Notes based on reader feedback:

Turns out Robert Benchley wrote about structured procrastination back in 1949. Wonderful essay—highly recommended.

The sharpest reaction has been to my theory of not keeping a schedule. I’ll stick to my theory but make (or re-make) a couple of clarifying points.

First, it is certainly true that many people have jobs and responsibilities where they can’t do that. Or maybe can only do it partially. And many people enjoy living a highly structured life and obviously this approach is not for them.

But if your reaction is, “boy, I wish I could do that”, then it may well be worth rethinking your approach to your career.

I can tell you from personal experience that being stuck in a role where you have a lot of structure but feel like you never get anything done is not the optimal way to advance in one’s profession, or maximize one’s job satisfaction.

Second, I do not recommend pursuing this approach in one’s personal life :-).

On another topic, the tactic of each night, write down the 3 to 5 things you need to do the next day has struck some people as too simplistic.

That may be the case for some people, but I can’t tell you how many times I’ve arrived home at night and am at a loss as to what I actually got done that day, despite the fact that I worked all day.

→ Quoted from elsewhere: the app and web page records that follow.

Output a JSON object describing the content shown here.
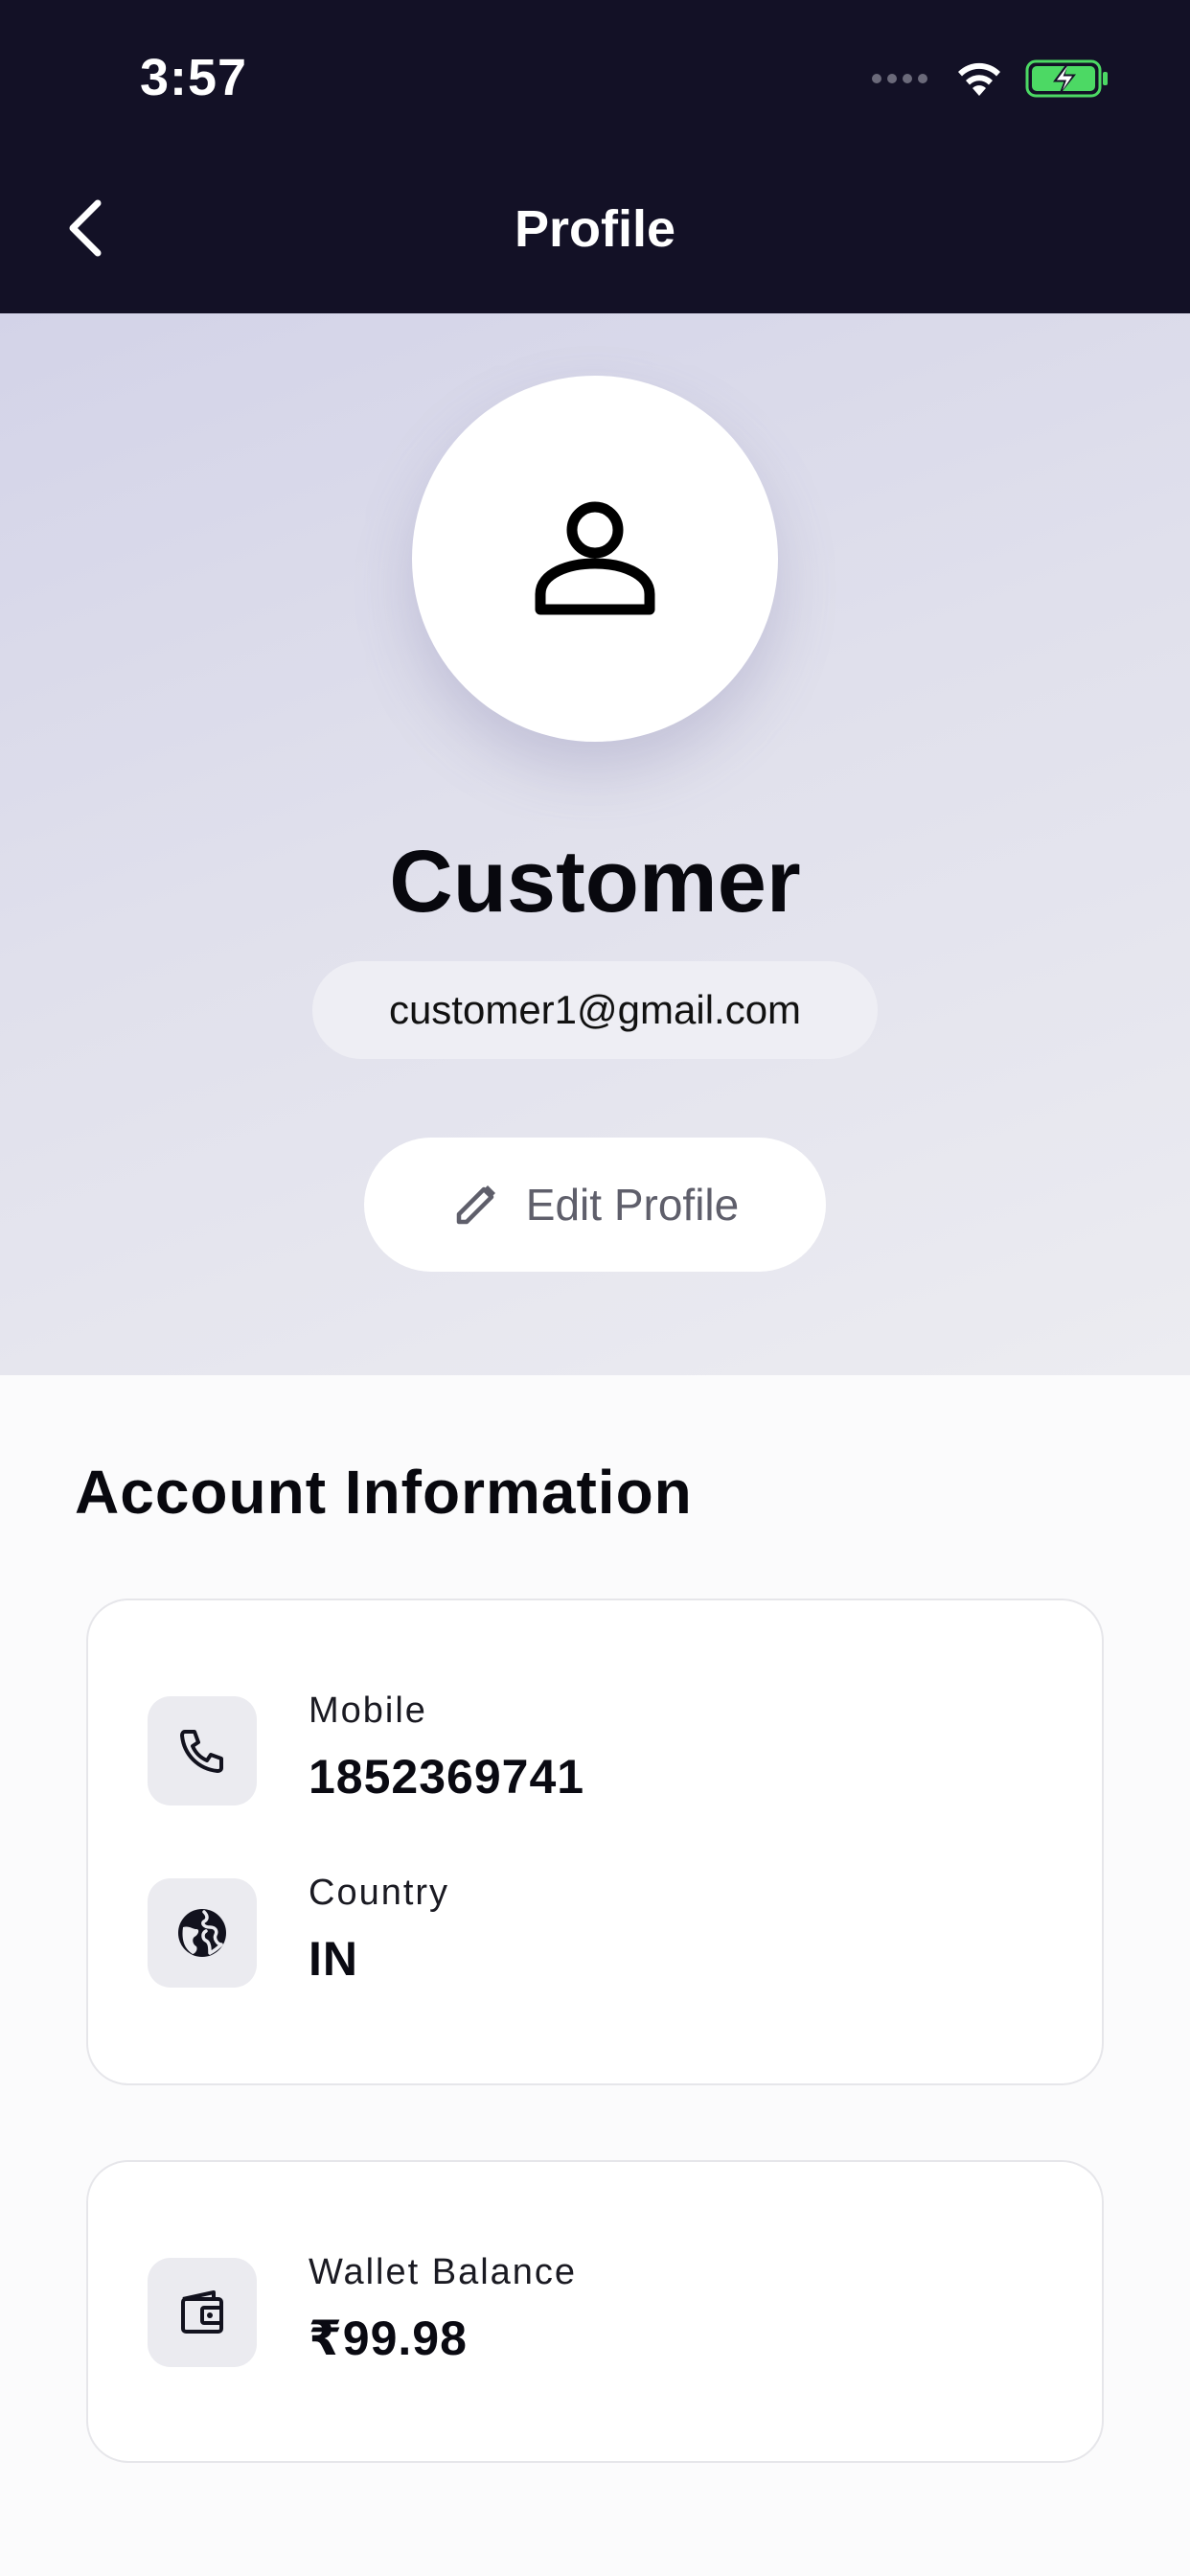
{
  "status_bar": {
    "time": "3:57"
  },
  "nav": {
    "title": "Profile",
    "back_icon": "chevron-left-icon"
  },
  "profile": {
    "avatar_icon": "person-icon",
    "name": "Customer",
    "email": "customer1@gmail.com",
    "edit_label": "Edit Profile",
    "edit_icon": "pencil-icon"
  },
  "account": {
    "section_title": "Account Information",
    "rows": [
      {
        "label": "Mobile",
        "value": "1852369741",
        "icon": "phone-icon"
      },
      {
        "label": "Country",
        "value": "IN",
        "icon": "globe-icon"
      }
    ],
    "wallet": {
      "label": "Wallet Balance",
      "value": "₹99.98",
      "icon": "wallet-icon"
    }
  },
  "colors": {
    "topbar": "#131126",
    "header_gradient_start": "#d3d3e8",
    "header_gradient_end": "#ececf1",
    "battery_fill": "#4cd964"
  }
}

And I also can’t tell you how often I’ve had a huge, highly-structured todo list in front of me with 100 things on it and I stare at it and am paralyzed into inaction (or, more likely, structured procrastination).

So a day when I get 3 to 5 concrete, actionable things done in addition to all the other stuff one has to do to get through the day—well, that’s a good day.

A few people have said, why not just use GTD (David Allen’s “Getting Things Done” approach).

While I find GTD to be highly inspiring, in practice I think it’s awfully complex. At least if your job is based on project work (as opposed to having a highly structured role like CEO or head of sales).

For me, an organization system that requires significant time to deal with in and of itself is not optimal. Much better, for me at least, is to focus on stripping away nonessentials and freeing up as much time as possible to deal with whatever is most important.

Finally, I discovered after writing this post that Paul Graham talks a bit about the role of time and focus in personal productivity in his essay on “The Power of the Marginal”.

Thanks for all the comments!

This article was written by Marc Andreessen and originally published on his blog, These articles are probably some of the best writings on business and startups anywhere but they were taken down years ago. They live here now in this static archive.